Abstract 385: Circulating Progenitor Cells: Modulation of Their Differentiation and Function by the Micro-environment
Bone marrow-derived progenitor cells are therapeutically used to enhance left ventricular function after myocardial infarction. A potential hazard of such an approach might originate from the differentiation of progenitor cells into cell types that are not committed to a cardiac lineage. Therefore, we aimed to determine whether CPCs are terminally lineage-committed.
Methods: Blood-derived mononuclear cells obtained from healthy individuals were cultured in endothelium-specific medium containing growth factors for 4 days. (At this time, adherent cell are considered to represent lineage-committed endothelial progenitor cells (EPC) and are used in clinical trials.) Adherent EPCs were now cultured for 1 week in basal endothelial medium (BEM) alone (Con), in BEM supplemented with interleukin 2 (IL2, 1200 IU/mL) to induce a lymphocytelineage commitment, BEM + epidermal growth factor (EGF, 100 ng/mL) to support a development in epithelial cells and BEM + vascular endothelial growth factor (VEGF, 200 ng/ml) to promote a differentiation in endothelial cells. After this time, adherent cells were analysed for the expression of CD34 (stem cell marker), CD3 (lymphocyte marker), E-cadherin (epithelial marker), and KDR (endothelial marker) using FACS. Functional properties of EPCs were assessed by matrigel and migration assay.

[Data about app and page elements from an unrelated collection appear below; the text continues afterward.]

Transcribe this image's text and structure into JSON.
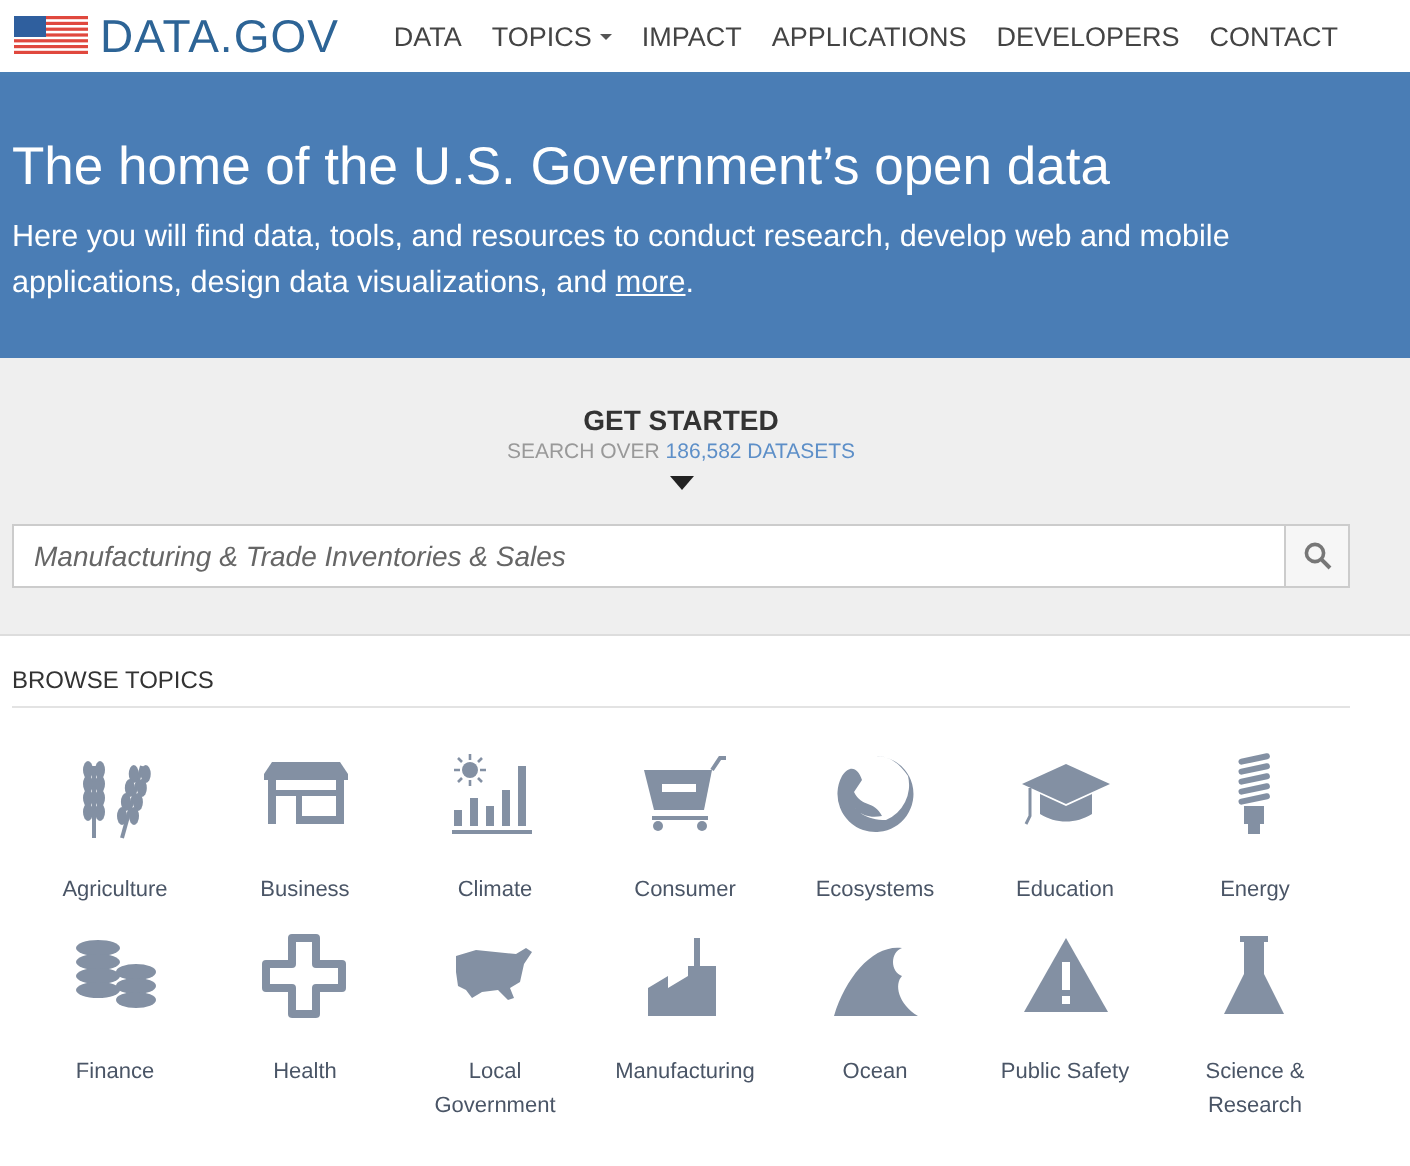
{
  "header": {
    "logo": "DATA.GOV",
    "nav": [
      {
        "label": "DATA",
        "dropdown": false
      },
      {
        "label": "TOPICS",
        "dropdown": true
      },
      {
        "label": "IMPACT",
        "dropdown": false
      },
      {
        "label": "APPLICATIONS",
        "dropdown": false
      },
      {
        "label": "DEVELOPERS",
        "dropdown": false
      },
      {
        "label": "CONTACT",
        "dropdown": false
      }
    ]
  },
  "hero": {
    "title": "The home of the U.S. Government’s open data",
    "text": "Here you will find data, tools, and resources to conduct research, develop web and mobile applications, design data visualizations, and",
    "link": "more",
    "text_end": "."
  },
  "search": {
    "heading": "GET STARTED",
    "subheading": "SEARCH OVER",
    "count": "186,582 DATASETS",
    "placeholder": "Manufacturing & Trade Inventories & Sales"
  },
  "topics": {
    "heading": "BROWSE TOPICS",
    "items": [
      {
        "label": "Agriculture"
      },
      {
        "label": "Business"
      },
      {
        "label": "Climate"
      },
      {
        "label": "Consumer"
      },
      {
        "label": "Ecosystems"
      },
      {
        "label": "Education"
      },
      {
        "label": "Energy"
      },
      {
        "label": "Finance"
      },
      {
        "label": "Health"
      },
      {
        "label": "Local Government"
      },
      {
        "label": "Manufacturing"
      },
      {
        "label": "Ocean"
      },
      {
        "label": "Public Safety"
      },
      {
        "label": "Science & Research"
      }
    ]
  }
}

Results: Exposure of EPCs to IL2 induced a lymphocyte lineage commitment with an augmentation in the number of CD3+ cells by 156±34% (p<0.05 vs. Con). On the contrary, IL2 decreased the amount of CD34+KDR+ EPCs by 60±6%, attenuated their ability to incorporate into vascular structures by 68±10% and diminished their migratory capacity by 61±9% (p<0.05 vs. Con). Exposure of EPCs to EGF resulted in an epithelial lineage-commitment with an expansion of CD34+E-cadherin+ cells by 75±15% (p<0.05 vs. Con). Culture of EPCs in BEM + VEGF enlarged the proportion of CD34+KDR+ cells by 48±8% and improved their ability to incorporate into vascular networks by 45±6 % (p<0.05 vs. Con).

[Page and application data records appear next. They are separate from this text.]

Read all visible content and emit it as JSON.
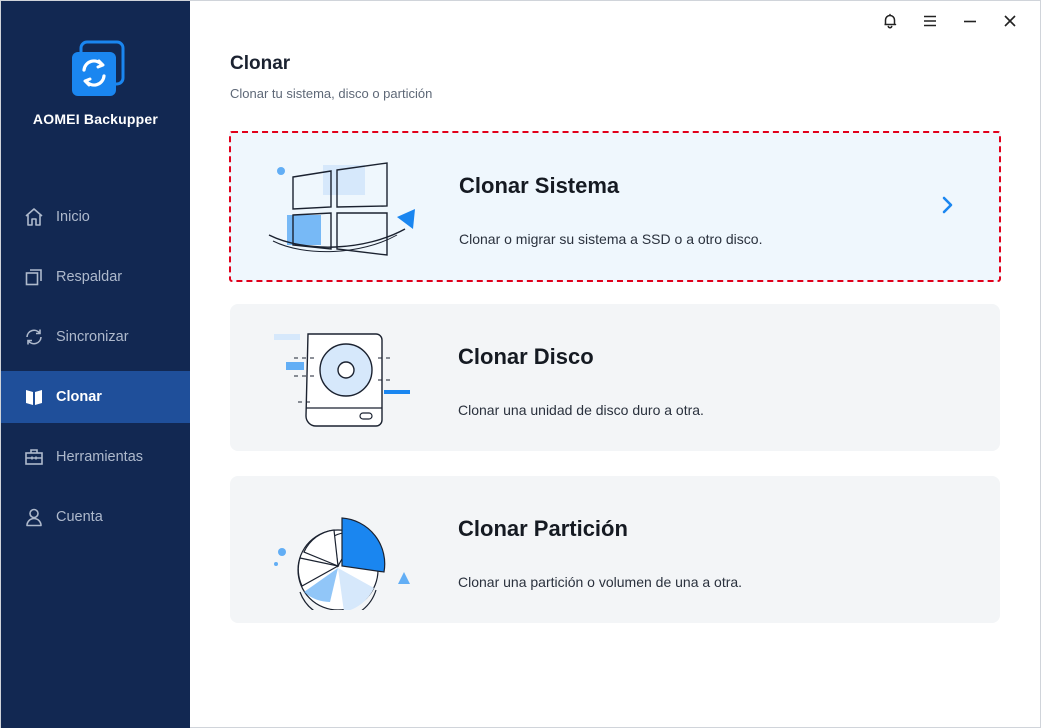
{
  "app": {
    "name": "AOMEI Backupper"
  },
  "sidebar": {
    "items": [
      {
        "label": "Inicio",
        "icon": "home-icon"
      },
      {
        "label": "Respaldar",
        "icon": "backup-icon"
      },
      {
        "label": "Sincronizar",
        "icon": "sync-icon"
      },
      {
        "label": "Clonar",
        "icon": "clone-icon",
        "active": true
      },
      {
        "label": "Herramientas",
        "icon": "toolbox-icon"
      },
      {
        "label": "Cuenta",
        "icon": "user-icon"
      }
    ]
  },
  "window_controls": [
    "bell-icon",
    "menu-icon",
    "minimize-icon",
    "close-icon"
  ],
  "main": {
    "title": "Clonar",
    "subtitle": "Clonar tu sistema, disco o partición",
    "cards": [
      {
        "title": "Clonar Sistema",
        "desc": "Clonar o migrar su sistema a SSD o a otro disco.",
        "selected": true
      },
      {
        "title": "Clonar Disco",
        "desc": "Clonar una unidad de disco duro a otra."
      },
      {
        "title": "Clonar Partición",
        "desc": "Clonar una partición o volumen de una a otra."
      }
    ]
  },
  "colors": {
    "sidebar_bg": "#122852",
    "sidebar_active": "#1f4f9a",
    "accent": "#1a86f0",
    "selection_border": "#e1001a"
  }
}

Conclusion: Bone marrow-derived circulating progenitor cells are not terminally lineage-committed. The micro-environment substantially impacts on fate and function of these cells and, therefore, might modulate their therapeutic potential in clinical settings.